Monday, April 14, 2008

Access to Materials for Print Disabilities - Copyright and Legal Definitions

In continuing the topic of electronic books, I am going to attempt to tackle a somewhat confusing topic. The topic is access to electronic text materials, who gets them and how they qualify.

IDEA, section 300.172 requires that textbooks and related core instructional materials be provided to students with print disabilities. They are to have them in specialized formats and in a timely manner. Timely manner is perceived to be when the other students receive instructional materials and the specialized format can be braille, audio, digital text or large print. Students with print disabilities are to receive these materials to gain the information needed to complete tasks, master IEP goals and reach curriculum standards.

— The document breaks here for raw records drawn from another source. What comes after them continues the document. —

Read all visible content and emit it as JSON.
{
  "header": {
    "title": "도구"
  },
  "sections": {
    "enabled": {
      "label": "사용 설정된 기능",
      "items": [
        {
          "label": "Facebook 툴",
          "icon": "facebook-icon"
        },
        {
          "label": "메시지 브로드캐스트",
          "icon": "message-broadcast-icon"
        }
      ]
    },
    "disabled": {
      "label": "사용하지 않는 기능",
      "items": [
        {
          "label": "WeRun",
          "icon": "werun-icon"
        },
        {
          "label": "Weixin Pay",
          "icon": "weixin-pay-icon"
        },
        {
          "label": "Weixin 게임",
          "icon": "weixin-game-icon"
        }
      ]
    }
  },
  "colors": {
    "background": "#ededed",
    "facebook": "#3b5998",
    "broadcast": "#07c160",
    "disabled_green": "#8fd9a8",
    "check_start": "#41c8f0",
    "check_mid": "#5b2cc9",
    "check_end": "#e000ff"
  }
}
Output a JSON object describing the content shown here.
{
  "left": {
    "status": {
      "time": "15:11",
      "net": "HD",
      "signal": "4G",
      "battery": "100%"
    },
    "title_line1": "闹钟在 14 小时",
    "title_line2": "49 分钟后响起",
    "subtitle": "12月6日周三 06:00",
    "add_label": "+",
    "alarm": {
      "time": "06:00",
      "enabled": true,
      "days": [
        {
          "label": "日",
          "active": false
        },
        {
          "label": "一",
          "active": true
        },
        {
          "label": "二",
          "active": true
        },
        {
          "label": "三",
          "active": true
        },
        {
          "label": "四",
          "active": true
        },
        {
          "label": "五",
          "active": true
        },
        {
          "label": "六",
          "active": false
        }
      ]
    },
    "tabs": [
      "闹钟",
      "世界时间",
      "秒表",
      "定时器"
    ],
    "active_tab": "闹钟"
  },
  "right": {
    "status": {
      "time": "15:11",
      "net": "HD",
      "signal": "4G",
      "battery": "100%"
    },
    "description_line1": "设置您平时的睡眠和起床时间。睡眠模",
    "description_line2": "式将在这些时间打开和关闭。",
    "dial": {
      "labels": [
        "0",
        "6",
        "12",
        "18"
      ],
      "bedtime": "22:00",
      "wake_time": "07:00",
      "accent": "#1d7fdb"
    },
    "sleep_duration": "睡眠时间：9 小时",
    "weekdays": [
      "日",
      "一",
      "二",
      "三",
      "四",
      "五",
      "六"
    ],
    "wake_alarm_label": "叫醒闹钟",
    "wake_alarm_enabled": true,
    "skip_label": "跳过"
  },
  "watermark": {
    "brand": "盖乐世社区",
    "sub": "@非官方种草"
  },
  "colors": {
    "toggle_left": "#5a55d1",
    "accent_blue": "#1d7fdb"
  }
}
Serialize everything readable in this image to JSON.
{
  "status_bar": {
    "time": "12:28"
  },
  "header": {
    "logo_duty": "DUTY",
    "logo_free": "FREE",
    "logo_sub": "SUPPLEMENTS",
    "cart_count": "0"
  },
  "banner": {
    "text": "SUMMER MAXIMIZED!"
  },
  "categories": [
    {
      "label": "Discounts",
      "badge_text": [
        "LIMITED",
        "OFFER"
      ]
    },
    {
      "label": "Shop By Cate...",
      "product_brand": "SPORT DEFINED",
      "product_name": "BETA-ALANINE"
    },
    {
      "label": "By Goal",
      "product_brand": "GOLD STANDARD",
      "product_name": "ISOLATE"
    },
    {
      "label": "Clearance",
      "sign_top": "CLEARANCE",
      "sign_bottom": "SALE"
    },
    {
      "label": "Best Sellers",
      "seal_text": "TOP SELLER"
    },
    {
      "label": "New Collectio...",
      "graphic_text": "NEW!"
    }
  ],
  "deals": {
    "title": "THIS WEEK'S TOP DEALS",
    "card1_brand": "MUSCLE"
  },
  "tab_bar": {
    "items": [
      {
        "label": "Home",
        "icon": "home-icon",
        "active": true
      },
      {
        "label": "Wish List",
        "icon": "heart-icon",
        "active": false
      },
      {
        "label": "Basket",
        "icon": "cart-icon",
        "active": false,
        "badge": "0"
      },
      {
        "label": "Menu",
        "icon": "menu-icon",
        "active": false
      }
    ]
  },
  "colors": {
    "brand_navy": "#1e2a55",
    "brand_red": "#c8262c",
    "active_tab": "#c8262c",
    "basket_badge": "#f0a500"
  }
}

Chafee Ammendment and Disabilities Defined:
Under the Chafee ammendment to the copyright law in 1931, students with print disabilities are those who have been certified by a "comptent authority" as unable to read printed materials because of a visual impairment or blindness, physical limitations or an organic dysfunction.
Blind is defined as having a visual acuity of 20/200 or less and those whose visual disability with correction prevents the reading of standard printed material.
Other persons with print disabilities is defined as those who are unable to read or use standard printed materials as a result of a physical limitation or resulting form organic dysfunction and of sufficient severity to prevent the reading of printed materials in a normal manner.
Competent Authority:
The list is long as to who is designated competent to make a diagnosis for qualification. It ranges from M.D.'s in medicine, osteopathy, opthamology, optometry, registered nurses, therapists, and institutions and public welfare agencies. In absence of these, it states that certification may be made by professional librarians or by any person acceptable to the Library of Congress. See an attorney if you are wanting legal advice on who should qualify in your situation as competent if it varies from qualifications listed in these ammendments.

I have been at several state-wide sessions to discuss the implications of the NIMAS formatting of text materials and how foks qualify. NIMAS is the National Instructional Materials Accessibility Standard. You can read an overview on NIMAS at the U.S. Dept. of Education site under IDEA HERE. The site lists some legal definitions, but it basically spells out that states needed to provide a standard format NIMAS for those with print disabilities starting in July of 2006.
Publishers of textbooks have been demanding strict protection of any files of their current textbook series. The files have to be administerd by NIMAC the access center for NIMAS, and given out on a case by case qualification basis through an approved state agency that administrates the flow of files to indentified individuals. In Oregon, that identified agency is
The Oregon Textbook and Media Center, housed at Willamette ESD. The American Foundation for the Blind lists a directory by state for these centers. You can look up your instructional resource center for the blind and visually impaired here: (AFB Centers Directory) They also list some nice information about NIMAS and frequently asked questions and self study tool, etc.

I have more to share on this that has to do with and some companion services as well as formats and readers. Also a great resource article link for parents. I think that will be continued tomorrow since this is probably enough information overload for one day!

I would like to acknowledge Gayle Bowser, now retired, but the developer and presenter on a lot of the information I shared today. She is a gold-mine of information and her clear thought processes have helped us sort this out and explore it's implications. I would like to have her on a podcast or the talk radio show to discuss this with us. I'll have to work on that one.

All the best to you!



ATMac said...

Looks like a wonderfully useful post but 99% of it is specific to USA residents. For the rest of us, it would be nice to be told up the top that you're writing about USA-specific stuff ... I must admit the "assumption of Americanness" on the net gets pretty annoying at times! And I know you're open to questioning your own assumptions, so I'm just letting you know.

Hope you got my email about the carnival.

Best Wishes,
Ricky Buchanan

Sangrail said...

Do you know anything about the legalities of making audio versions of texts (that don't have existing audio versions), for students with disabilities?

I'm with an organisation that has a study course, involving recommended reading - but there's no audio versions of the texts available, and we have some members with print disabilities.

We've had a couple of people suggest that they are willing to voice record the books (which is a big undertaking!) as they go through it themselves.

Basically, we're just wanting to find resources to check that it is legal to do this if the person receiving the audio version has a legal print copy, and has a medically (or librarian??) recognised print disability.